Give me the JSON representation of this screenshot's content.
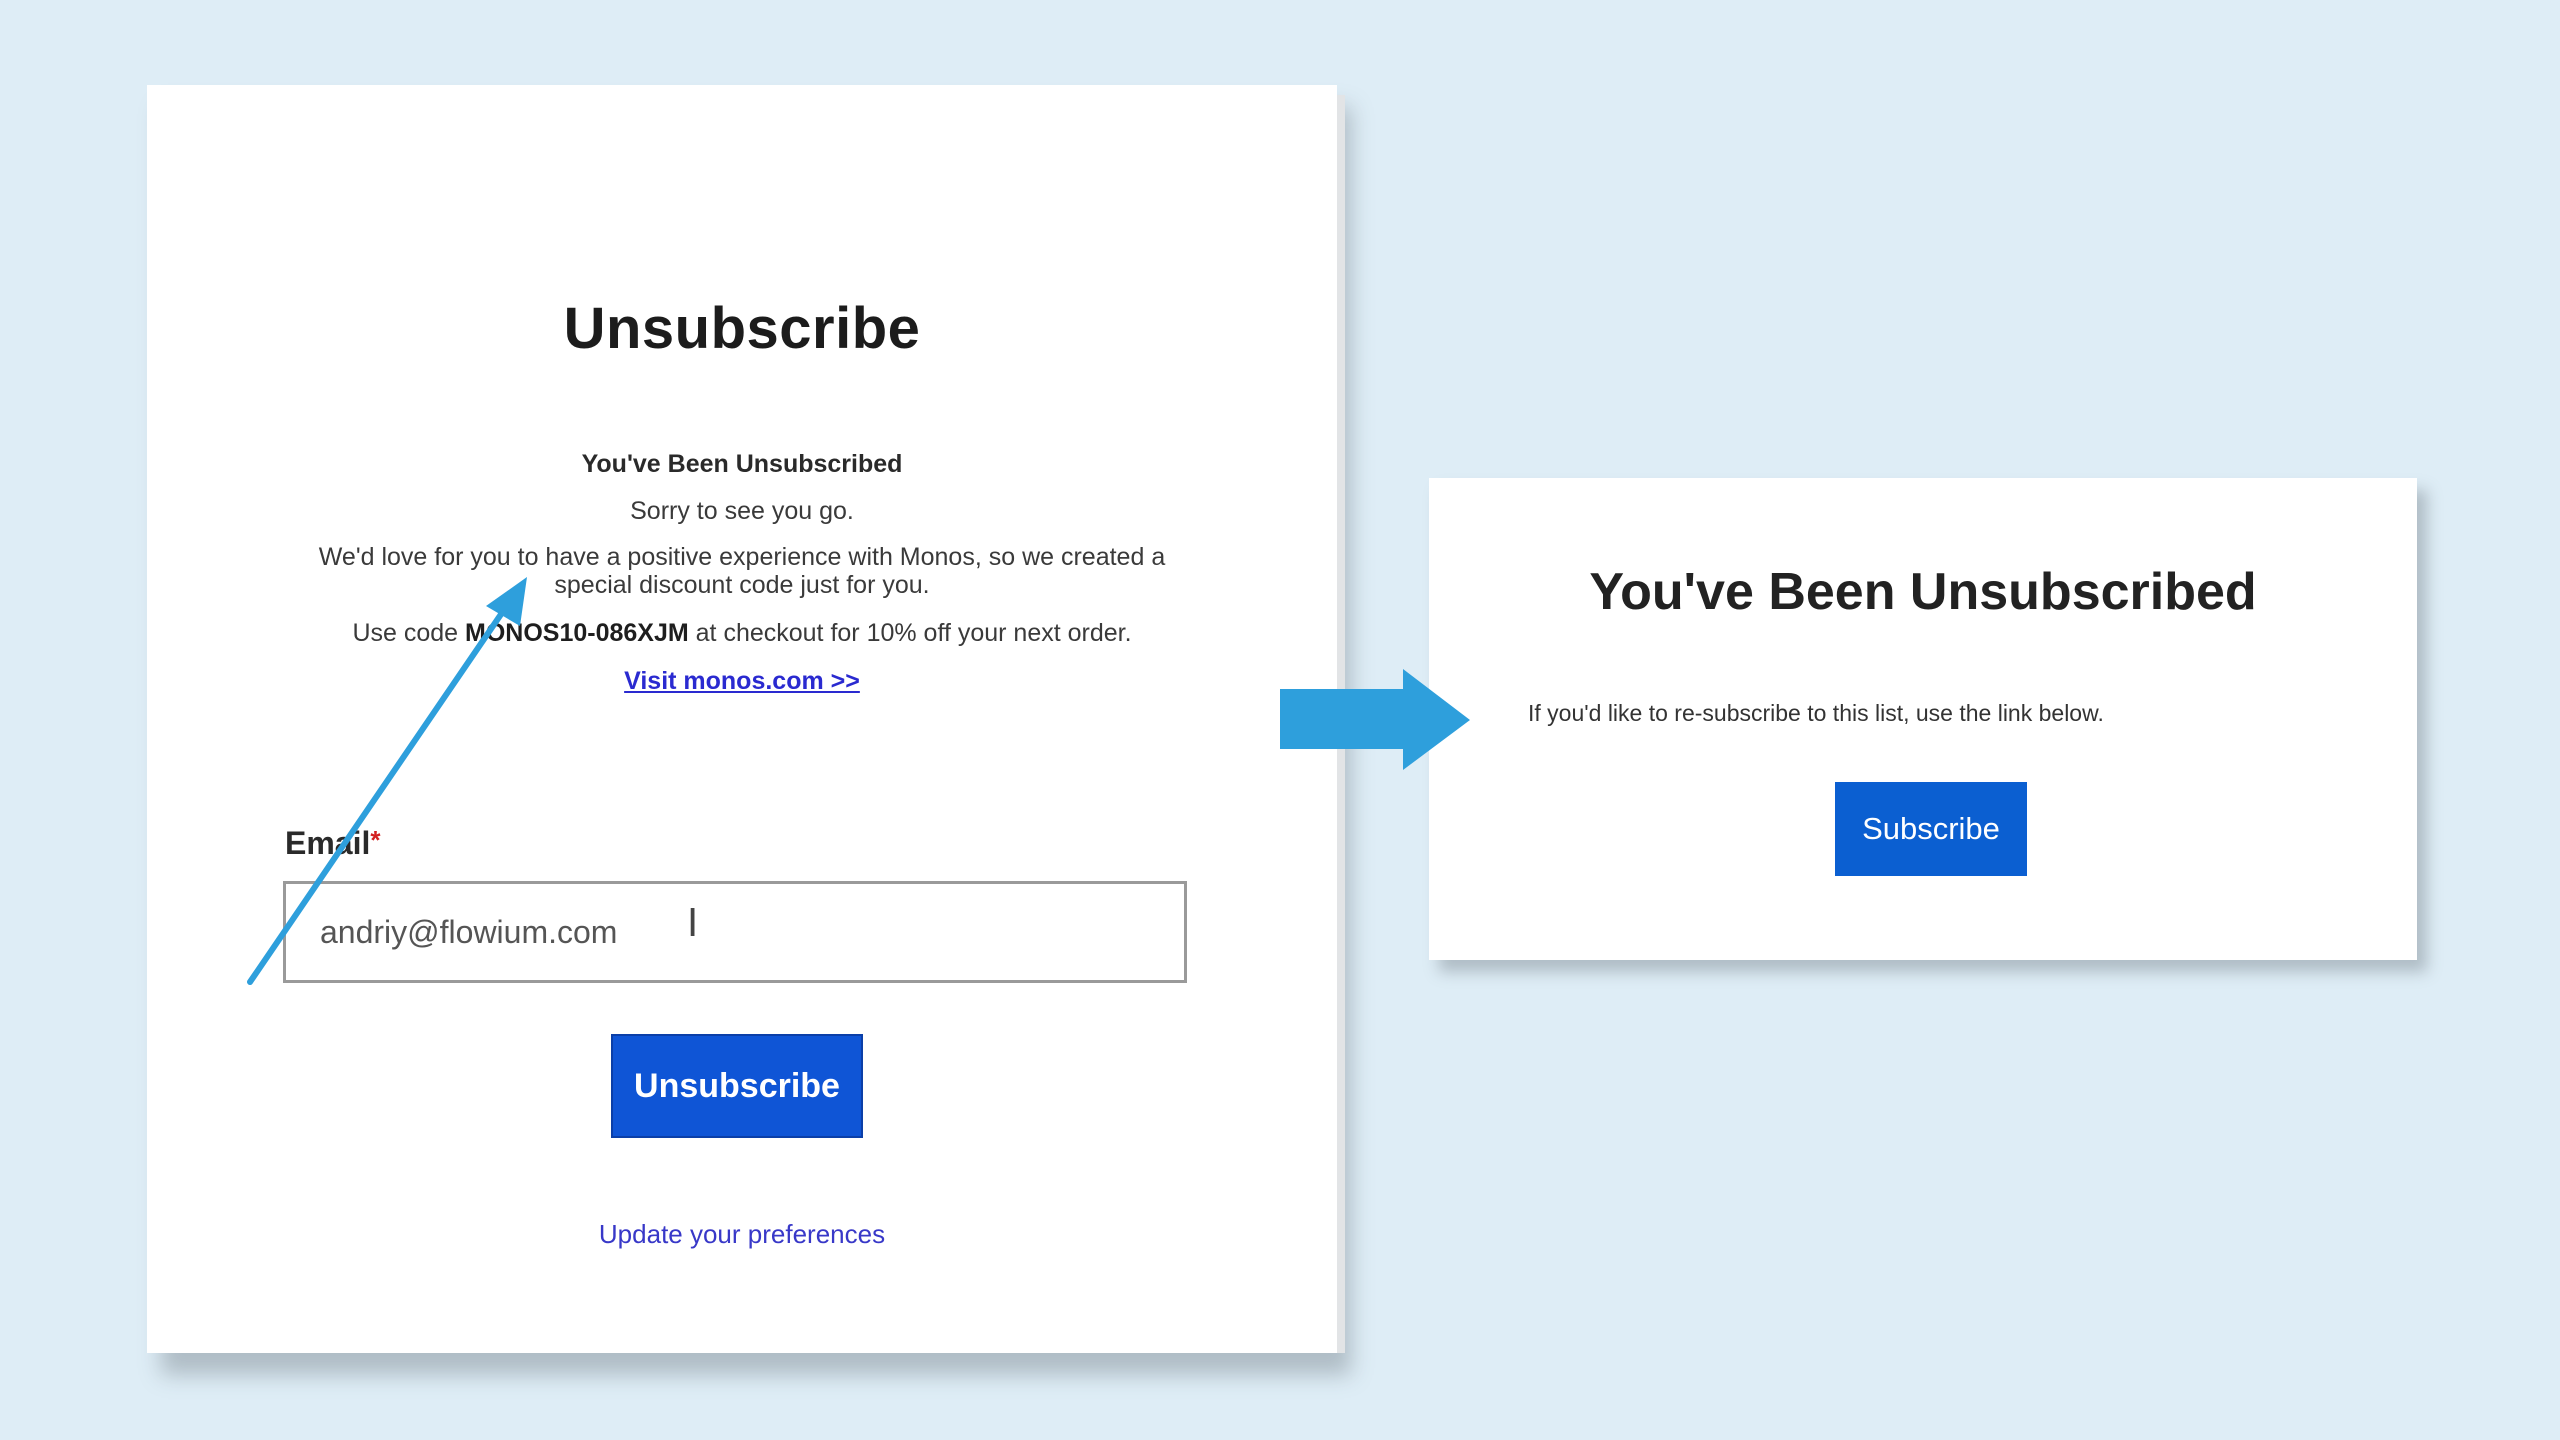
{
  "left_card": {
    "title": "Unsubscribe",
    "message_heading": "You've Been Unsubscribed",
    "sorry_text": "Sorry to see you go.",
    "love_text": "We'd love for you to have a positive experience with Monos, so we created a special discount code just for you.",
    "code_prefix": "Use code ",
    "code": "MONOS10-086XJM",
    "code_suffix": " at checkout for 10% off your next order.",
    "visit_link": "Visit monos.com >>",
    "email_label": "Email",
    "email_required_mark": "*",
    "email_value": "andriy@flowium.com",
    "unsubscribe_button": "Unsubscribe",
    "preferences_link": "Update your preferences"
  },
  "right_card": {
    "title": "You've Been Unsubscribed",
    "resubscribe_text": "If you'd like to re-subscribe to this list, use the link below.",
    "subscribe_button": "Subscribe"
  },
  "colors": {
    "background": "#deedf6",
    "arrow": "#2e9fdc",
    "button_primary": "#0f55d6",
    "link": "#2a2ad0"
  },
  "icons": {
    "text_cursor": "text-cursor-icon",
    "pointer_arrow": "diagonal-arrow-icon",
    "transition_arrow": "right-arrow-icon"
  }
}
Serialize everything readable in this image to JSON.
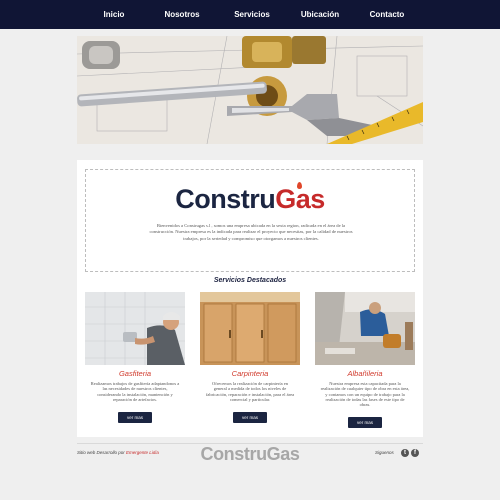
{
  "nav": {
    "items": [
      {
        "label": "Inicio"
      },
      {
        "label": "Nosotros"
      },
      {
        "label": "Servicios"
      },
      {
        "label": "Ubicación"
      },
      {
        "label": "Contacto"
      }
    ]
  },
  "intro": {
    "logo_part1": "Constru",
    "logo_part2": "Gas",
    "text": "Bienvenidos a Construgas s.l , somos una empresa ubicada en la sexta region, radicada en el área de la construcción. Nuestra empresa es la indicada para realizar el proyecto que necesitas, por la calidad de nuestros trabajos, por la seriedad y compromiso que otorgamos a nuestros clientes."
  },
  "services": {
    "title": "Servicios Destacados",
    "cards": [
      {
        "title": "Gasfiteria",
        "text": "Realizamos trabajos de gasfitería adaptandonos a las necesidades de nuestros clientes, considerando la instalación, mantención y reparación de artefactos.",
        "button": "ver mas"
      },
      {
        "title": "Carpinteria",
        "text": "Ofrecemos la realización de carpintería en general a medida de todos los niveles de fabricación, reparación e instalación, para el área comercial y particular.",
        "button": "ver mas"
      },
      {
        "title": "Albañileria",
        "text": "Nuestra empresa esta capacitada para la realización de cualquier tipo de obra en esta área, y contamos con un equipo de trabajo para la realización de todas las fases de este tipo de obras.",
        "button": "ver mas"
      }
    ]
  },
  "footer": {
    "credit_prefix": "Sitio web Desarrollo por",
    "credit_author": "Emergente Lidia",
    "logo": "ConstruGas",
    "follow": "Siguenos",
    "social": [
      {
        "icon": "twitter-icon",
        "glyph": "t"
      },
      {
        "icon": "facebook-icon",
        "glyph": "f"
      }
    ]
  },
  "colors": {
    "nav_bg": "#101535",
    "brand_dark": "#1b2541",
    "brand_red": "#c62a2a"
  }
}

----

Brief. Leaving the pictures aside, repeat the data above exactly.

Expected output.
Give me the JSON representation of this screenshot's content.
{
  "left_card": {
    "title": "Unsubscribe",
    "message_heading": "You've Been Unsubscribed",
    "sorry_text": "Sorry to see you go.",
    "love_text": "We'd love for you to have a positive experience with Monos, so we created a special discount code just for you.",
    "code_prefix": "Use code ",
    "code": "MONOS10-086XJM",
    "code_suffix": " at checkout for 10% off your next order.",
    "visit_link": "Visit monos.com >>",
    "email_label": "Email",
    "email_required_mark": "*",
    "email_value": "andriy@flowium.com",
    "unsubscribe_button": "Unsubscribe",
    "preferences_link": "Update your preferences"
  },
  "right_card": {
    "title": "You've Been Unsubscribed",
    "resubscribe_text": "If you'd like to re-subscribe to this list, use the link below.",
    "subscribe_button": "Subscribe"
  },
  "colors": {
    "background": "#deedf6",
    "arrow": "#2e9fdc",
    "button_primary": "#0f55d6",
    "link": "#2a2ad0"
  },
  "icons": {
    "text_cursor": "text-cursor-icon",
    "pointer_arrow": "diagonal-arrow-icon",
    "transition_arrow": "right-arrow-icon"
  }
}
Serialize everything readable in this image to JSON.
{
  "nav": {
    "items": [
      {
        "label": "Inicio"
      },
      {
        "label": "Nosotros"
      },
      {
        "label": "Servicios"
      },
      {
        "label": "Ubicación"
      },
      {
        "label": "Contacto"
      }
    ]
  },
  "intro": {
    "logo_part1": "Constru",
    "logo_part2": "Gas",
    "text": "Bienvenidos a Construgas s.l , somos una empresa ubicada en la sexta region, radicada en el área de la construcción. Nuestra empresa es la indicada para realizar el proyecto que necesitas, por la calidad de nuestros trabajos, por la seriedad y compromiso que otorgamos a nuestros clientes."
  },
  "services": {
    "title": "Servicios Destacados",
    "cards": [
      {
        "title": "Gasfiteria",
        "text": "Realizamos trabajos de gasfitería adaptandonos a las necesidades de nuestros clientes, considerando la instalación, mantención y reparación de artefactos.",
        "button": "ver mas"
      },
      {
        "title": "Carpinteria",
        "text": "Ofrecemos la realización de carpintería en general a medida de todos los niveles de fabricación, reparación e instalación, para el área comercial y particular.",
        "button": "ver mas"
      },
      {
        "title": "Albañileria",
        "text": "Nuestra empresa esta capacitada para la realización de cualquier tipo de obra en esta área, y contamos con un equipo de trabajo para la realización de todas las fases de este tipo de obras.",
        "button": "ver mas"
      }
    ]
  },
  "footer": {
    "credit_prefix": "Sitio web Desarrollo por",
    "credit_author": "Emergente Lidia",
    "logo": "ConstruGas",
    "follow": "Siguenos",
    "social": [
      {
        "icon": "twitter-icon",
        "glyph": "t"
      },
      {
        "icon": "facebook-icon",
        "glyph": "f"
      }
    ]
  },
  "colors": {
    "nav_bg": "#101535",
    "brand_dark": "#1b2541",
    "brand_red": "#c62a2a"
  }
}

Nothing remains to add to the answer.